- Allys Shrimp
- Stoats Tail
- Willie Gunn
- Sunray Shadow
- Pot Bellied Pig
Hotel Fishing Beats
The hotel’s fishing beats feature nearly 4 miles of lightly fished waters
Running along the bottom of the hotel property, Home Beat is the easiest to access beat and offers a good variety of water types from slow deep pools to faster running shallows.
Home Beat is a great place to start your fishing adventure, especially if this is your first time fishing small Devon rivers.
Adjacent to Home Beat, starting just above the bridge at Eggesford station, the lower section of Church Beat features deep slow moving water caused by the weir under the bridge – ideal for salmon and sea trout. There are several faster moving runs near the top of the beat near the church.
Much of Church Beat is high bank so access is by ladder or scrambling, then wading.

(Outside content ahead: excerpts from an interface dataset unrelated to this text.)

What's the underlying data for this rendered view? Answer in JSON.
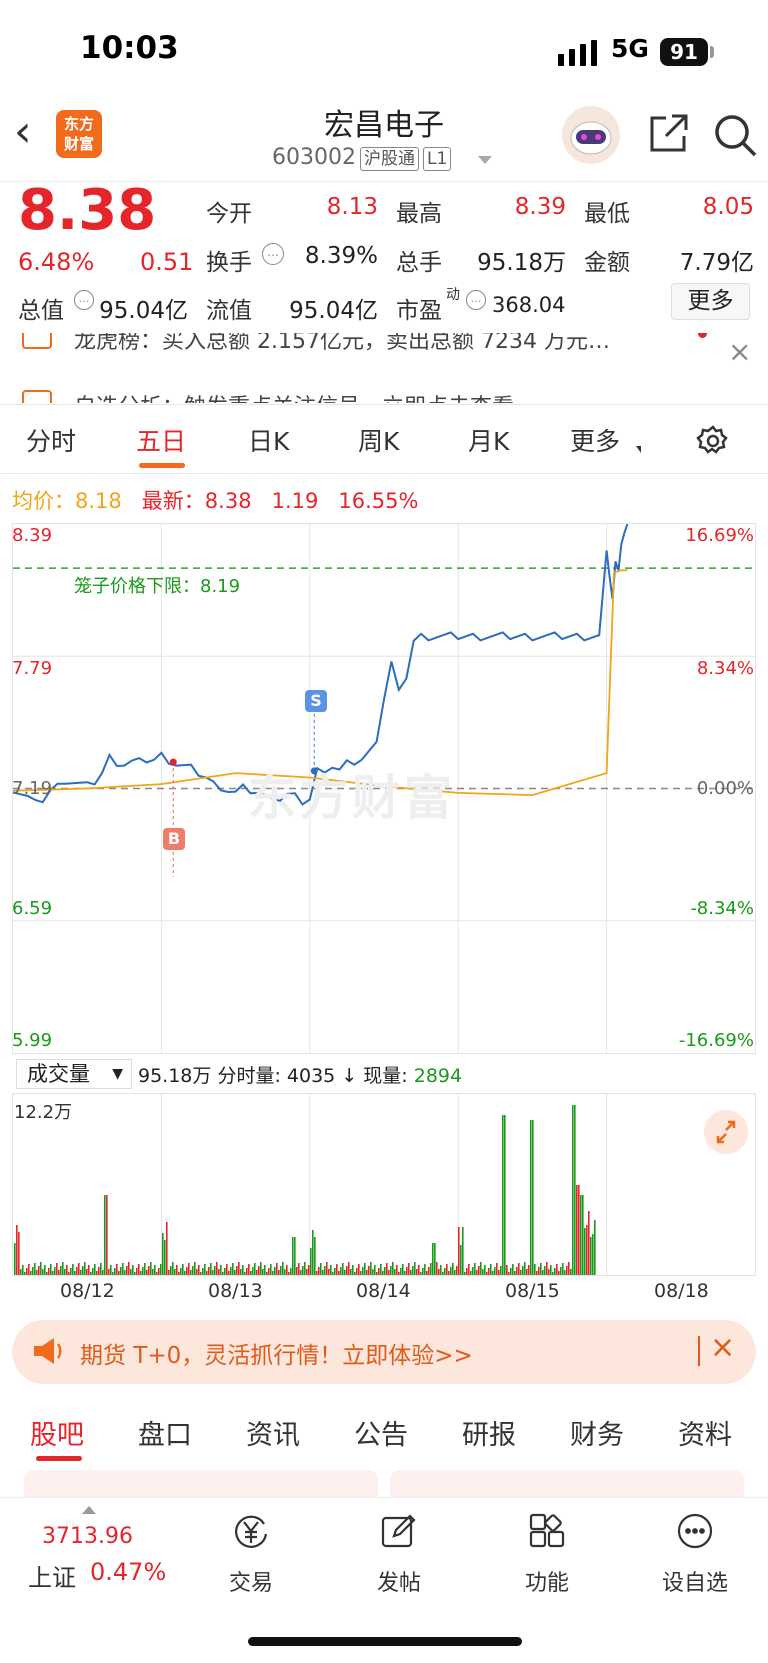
{
  "status_bar": {
    "time": "10:03",
    "network": "5G",
    "battery": "91"
  },
  "header": {
    "logo_line1": "东方",
    "logo_line2": "财富",
    "name": "宏昌电子",
    "code": "603002",
    "badge1": "沪股通",
    "badge2": "L1"
  },
  "quote": {
    "price": "8.38",
    "change_pct": "6.48%",
    "change": "0.51",
    "open_label": "今开",
    "open": "8.13",
    "high_label": "最高",
    "high": "8.39",
    "low_label": "最低",
    "low": "8.05",
    "turnover_label": "换手",
    "turnover": "8.39%",
    "vol_label": "总手",
    "vol": "95.18万",
    "amount_label": "金额",
    "amount": "7.79亿",
    "mcap_label": "总值",
    "mcap": "95.04亿",
    "float_label": "流值",
    "float": "95.04亿",
    "pe_label": "市盈",
    "pe_sup": "动",
    "pe": "368.04",
    "more": "更多"
  },
  "notices": [
    "龙虎榜：买入总额 2.157亿元，卖出总额 7234 万元…",
    "自选分析：触发重点关注信号，立即点击查看"
  ],
  "period_tabs": [
    "分时",
    "五日",
    "日K",
    "周K",
    "月K",
    "更多"
  ],
  "info_line": {
    "avg_label": "均价：",
    "avg": "8.18",
    "latest_label": "最新：",
    "latest": "8.38",
    "chg": "1.19",
    "chg_pct": "16.55%"
  },
  "chart_data": {
    "type": "line",
    "y_left": [
      "8.39",
      "7.79",
      "7.19",
      "6.59",
      "5.99"
    ],
    "y_right": [
      "16.69%",
      "8.34%",
      "0.00%",
      "-8.34%",
      "-16.69%"
    ],
    "ylim": [
      5.99,
      8.39
    ],
    "ref_price": 7.19,
    "cage_label": "笼子价格下限：8.19",
    "cage_price": 8.19,
    "markers": [
      "B",
      "S"
    ],
    "watermark": "东方财富",
    "series": [
      {
        "name": "最新",
        "color": "#2c6dbe",
        "x": [
          0,
          0.05,
          0.1,
          0.15,
          0.2,
          0.25,
          0.3,
          0.35,
          0.4,
          0.45,
          0.5,
          0.55,
          0.6,
          0.65,
          0.7,
          0.75,
          0.8,
          0.85,
          0.9,
          0.95,
          1.0,
          1.05,
          1.1,
          1.15,
          1.2,
          1.25,
          1.3,
          1.35,
          1.4,
          1.45,
          1.5,
          1.55,
          1.6,
          1.65,
          1.7,
          1.75,
          1.8,
          1.85,
          1.9,
          1.95,
          2.0,
          2.05,
          2.1,
          2.15,
          2.2,
          2.25,
          2.3,
          2.35,
          2.4,
          2.45,
          2.5,
          2.55,
          2.6,
          2.65,
          2.7,
          2.75,
          2.8,
          2.85,
          2.9,
          2.95,
          3.0,
          3.05,
          3.1,
          3.15,
          3.2,
          3.25,
          3.3,
          3.35,
          3.4,
          3.45,
          3.5,
          3.55,
          3.6,
          3.65,
          3.7,
          3.75,
          3.8,
          3.85,
          3.9,
          3.95,
          4.0,
          4.02,
          4.04,
          4.06,
          4.08,
          4.1,
          4.12,
          4.14
        ],
        "y": [
          7.19,
          7.17,
          7.15,
          7.12,
          7.14,
          7.18,
          7.2,
          7.23,
          7.22,
          7.21,
          7.2,
          7.22,
          7.26,
          7.33,
          7.31,
          7.3,
          7.31,
          7.31,
          7.32,
          7.32,
          7.34,
          7.32,
          7.3,
          7.29,
          7.28,
          7.26,
          7.24,
          7.21,
          7.2,
          7.18,
          7.17,
          7.19,
          7.18,
          7.17,
          7.15,
          7.16,
          7.14,
          7.16,
          7.15,
          7.13,
          7.14,
          7.27,
          7.28,
          7.29,
          7.27,
          7.3,
          7.31,
          7.32,
          7.35,
          7.42,
          7.6,
          7.76,
          7.62,
          7.7,
          7.86,
          7.88,
          7.88,
          7.88,
          7.88,
          7.88,
          7.88,
          7.88,
          7.88,
          7.88,
          7.88,
          7.88,
          7.88,
          7.88,
          7.88,
          7.88,
          7.88,
          7.88,
          7.88,
          7.88,
          7.88,
          7.88,
          7.88,
          7.88,
          7.88,
          7.88,
          8.27,
          8.15,
          8.05,
          8.22,
          8.18,
          8.3,
          8.35,
          8.39
        ]
      },
      {
        "name": "均价",
        "color": "#f3a418",
        "x": [
          0,
          0.5,
          1.0,
          1.5,
          2.0,
          2.5,
          3.0,
          3.5,
          4.0,
          4.05,
          4.1,
          4.14
        ],
        "y": [
          7.18,
          7.19,
          7.21,
          7.26,
          7.24,
          7.2,
          7.17,
          7.16,
          7.26,
          8.17,
          8.18,
          8.18
        ]
      }
    ],
    "x_labels": [
      "08/12",
      "08/13",
      "08/14",
      "08/15",
      "08/18"
    ]
  },
  "volume": {
    "selector": "成交量",
    "total": "95.18万",
    "fen_label": "分时量:",
    "fen_val": "4035",
    "arrow": "↓",
    "cur_label": "现量:",
    "cur_val": "2894",
    "ymax": "12.2万"
  },
  "ad": {
    "text": "期货 T+0，灵活抓行情！立即体验>>"
  },
  "bottom_tabs": [
    "股吧",
    "盘口",
    "资讯",
    "公告",
    "研报",
    "财务",
    "资料"
  ],
  "index": {
    "value": "3713.96",
    "name": "上证",
    "pct": "0.47%"
  },
  "nav": [
    "交易",
    "发帖",
    "功能",
    "设自选"
  ]
}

The more difficult access means that it is less fished than other beats and the potential to yield some great fishing.
Bridge Reeve Beat
A five minute drive from the hotel, Bridge Reeve is a smaller C-shaped beat featuring a lot of fishable water, with some easy access points.
A favourite with many returning guests, the top of this beat includes the confluence of the Little Dart with the River Taw at Junction Pool, where salmon often hold when the water is high.
About 3 minutes from the hotel by car, Chenson Beat starts with high bank and deeper water near the bridge, where salmon and sea trout can hold.
Giving way to faster, shallower runs as you move down steam, the low banks make for access easier to the haunts of the resident brownies.